The problem is far from solved, but in a major development, several large palm-oil purchasers, including Kellogg’s and Hershey’s, have recently pledged to buy only deforestation-free palm oil for their products. Two of the world’s largest palm oil suppliers — Wilmar and Golden Agri-Resources — have made similar commitments for the palm oil they sell. Now pressure is mounting on some of the remaining hold-outs — like Procter & Gamble, Pepsi and McDonald’s — to follow suit and do the right thing for the planet.


Zimbabwe Battles New Cattle Disease Outbreak

AN outbreak of lumpy skin cattle disease in Masvingo Province, Zimbabwe is feared to have left 5 000 cattle affected.

The worst affected areas include Gutu , Masvingo, Zaka, Bikita, Mwenezi and Chiredzi.

The Department of Veterinary Services is currently carrying out vaccinations of all cattle in the province amid reports of shortages of vaccines and veterinaries.

The outbreak of the lumpy skin cattle disease coincided with farmers in Chiredzi and Mwenezi battling to contain the foot and mouth disease.

Movement of cattle in Chiredzi, Mwenezi and parts of Bikita has been suspended due to the disease.
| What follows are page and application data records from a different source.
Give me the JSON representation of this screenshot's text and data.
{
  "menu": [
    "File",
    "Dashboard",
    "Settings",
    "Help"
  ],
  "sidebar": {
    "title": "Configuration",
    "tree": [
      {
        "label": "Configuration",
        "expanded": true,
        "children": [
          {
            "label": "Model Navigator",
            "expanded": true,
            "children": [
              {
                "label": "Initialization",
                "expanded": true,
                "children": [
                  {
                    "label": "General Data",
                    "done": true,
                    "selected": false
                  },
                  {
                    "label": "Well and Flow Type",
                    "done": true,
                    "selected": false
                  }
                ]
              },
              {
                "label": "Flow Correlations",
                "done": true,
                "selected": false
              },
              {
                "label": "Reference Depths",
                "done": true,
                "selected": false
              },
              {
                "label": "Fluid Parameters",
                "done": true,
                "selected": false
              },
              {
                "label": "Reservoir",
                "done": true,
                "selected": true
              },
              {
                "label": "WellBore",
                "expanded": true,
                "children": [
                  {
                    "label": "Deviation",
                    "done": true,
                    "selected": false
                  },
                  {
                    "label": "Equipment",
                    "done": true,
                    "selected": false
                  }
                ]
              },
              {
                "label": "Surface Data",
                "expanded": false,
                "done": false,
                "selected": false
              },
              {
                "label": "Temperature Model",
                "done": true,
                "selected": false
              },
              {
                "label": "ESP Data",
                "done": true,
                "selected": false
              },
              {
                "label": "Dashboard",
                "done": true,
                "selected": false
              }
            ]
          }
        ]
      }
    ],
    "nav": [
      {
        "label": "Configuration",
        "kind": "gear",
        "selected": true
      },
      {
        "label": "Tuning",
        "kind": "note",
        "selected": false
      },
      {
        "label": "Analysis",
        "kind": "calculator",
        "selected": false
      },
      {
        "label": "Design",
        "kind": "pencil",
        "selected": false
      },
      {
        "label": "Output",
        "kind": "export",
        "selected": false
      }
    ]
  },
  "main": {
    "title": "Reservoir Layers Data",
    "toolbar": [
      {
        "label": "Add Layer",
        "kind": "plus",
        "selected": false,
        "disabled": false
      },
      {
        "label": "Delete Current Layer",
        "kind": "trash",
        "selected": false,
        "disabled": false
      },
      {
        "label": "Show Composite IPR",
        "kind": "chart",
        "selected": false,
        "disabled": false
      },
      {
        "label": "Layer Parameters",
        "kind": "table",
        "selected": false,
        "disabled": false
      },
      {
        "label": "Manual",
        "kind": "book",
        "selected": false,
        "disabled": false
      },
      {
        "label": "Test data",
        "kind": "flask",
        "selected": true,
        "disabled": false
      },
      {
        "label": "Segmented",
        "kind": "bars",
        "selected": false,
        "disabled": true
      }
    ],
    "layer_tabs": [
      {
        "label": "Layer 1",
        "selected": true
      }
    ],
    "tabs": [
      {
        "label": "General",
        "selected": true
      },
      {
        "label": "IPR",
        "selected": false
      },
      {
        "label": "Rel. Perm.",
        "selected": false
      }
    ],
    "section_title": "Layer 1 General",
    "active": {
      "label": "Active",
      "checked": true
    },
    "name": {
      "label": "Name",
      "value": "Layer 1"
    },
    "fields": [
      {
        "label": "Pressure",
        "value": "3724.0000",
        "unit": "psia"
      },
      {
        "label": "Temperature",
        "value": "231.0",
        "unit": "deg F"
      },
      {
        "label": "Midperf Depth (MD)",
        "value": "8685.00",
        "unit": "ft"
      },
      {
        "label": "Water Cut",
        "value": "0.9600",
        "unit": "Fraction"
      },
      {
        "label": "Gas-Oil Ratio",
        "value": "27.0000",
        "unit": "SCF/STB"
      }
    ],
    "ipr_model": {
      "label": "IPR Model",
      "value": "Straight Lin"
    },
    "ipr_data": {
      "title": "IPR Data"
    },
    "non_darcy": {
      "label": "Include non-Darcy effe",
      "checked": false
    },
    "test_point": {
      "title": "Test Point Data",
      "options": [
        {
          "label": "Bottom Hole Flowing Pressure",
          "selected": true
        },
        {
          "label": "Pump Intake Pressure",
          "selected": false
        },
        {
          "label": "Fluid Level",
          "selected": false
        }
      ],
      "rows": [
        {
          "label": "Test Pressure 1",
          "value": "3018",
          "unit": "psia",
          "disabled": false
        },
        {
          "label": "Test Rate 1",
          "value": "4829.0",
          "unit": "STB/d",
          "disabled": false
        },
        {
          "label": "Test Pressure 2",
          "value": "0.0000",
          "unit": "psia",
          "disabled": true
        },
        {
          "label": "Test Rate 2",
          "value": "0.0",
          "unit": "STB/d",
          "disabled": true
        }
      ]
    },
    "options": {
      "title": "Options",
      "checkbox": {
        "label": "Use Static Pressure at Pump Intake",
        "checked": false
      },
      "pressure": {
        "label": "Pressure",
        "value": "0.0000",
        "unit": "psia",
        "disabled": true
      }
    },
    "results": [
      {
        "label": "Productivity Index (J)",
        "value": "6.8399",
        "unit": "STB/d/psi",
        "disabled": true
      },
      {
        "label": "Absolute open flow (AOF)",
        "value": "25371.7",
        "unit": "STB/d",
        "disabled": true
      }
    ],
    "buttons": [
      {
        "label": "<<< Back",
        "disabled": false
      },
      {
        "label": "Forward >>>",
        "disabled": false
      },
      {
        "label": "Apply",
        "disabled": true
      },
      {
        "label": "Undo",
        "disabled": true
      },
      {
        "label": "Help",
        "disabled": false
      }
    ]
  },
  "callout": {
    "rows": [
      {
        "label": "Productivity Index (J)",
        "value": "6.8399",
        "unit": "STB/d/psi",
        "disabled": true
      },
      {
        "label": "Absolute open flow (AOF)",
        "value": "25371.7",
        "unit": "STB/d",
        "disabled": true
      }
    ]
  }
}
All public cattle auctions have also been suspended in areas were the disease has wrecked havoc.

Last year, there were no cattle on show at the Masvingo Agricultural Show following an outbreak of foot and mouth in Mwenezi and Chiredzi Districts.

These are traditionally cattle ranching areas in the country.

Such setbacks have hampered plans to rebuild the national herd, which was decimated by the drought suffered in 1992.

Space Events

Bus-Size Asteroid Gives Earth Super-Close Shave Today, Second in 2 Days

For the second day in a row, a space rock is going to zip close by Earth within the orbit of the moon, and you can watch the encounter live online.

The 33-foot-wide (10 meters) near-Earth asteroid 2014 EC will come within 34,550 miles (55,600 kilometers) of Earth’s surface this evening (March 6) — just 14 percent of the distance between our planet and the moon, which is about 239,000 miles (385,000 km) on average.

2014 EC, which was discovered just Tuesday (March 4), is about half as wide as the asteroid that exploded over Russia in February 2013, injuring about 1,500 people. There is no danger that 2014 EC will hit Earth on this pass, researchers stress; the chances that it will ever strike the planet are currently estimated at 1 in 2.7 million.

The flyby of 2014 EC follows closely on the heels of another space rock encounter. On Wednesday (March 6), the 100-foot-wide (30 m) asteroid 2014 DX110 zoomed by Earth, passing inside the orbit of the moon at a range of 217,000 miles (350,000 km).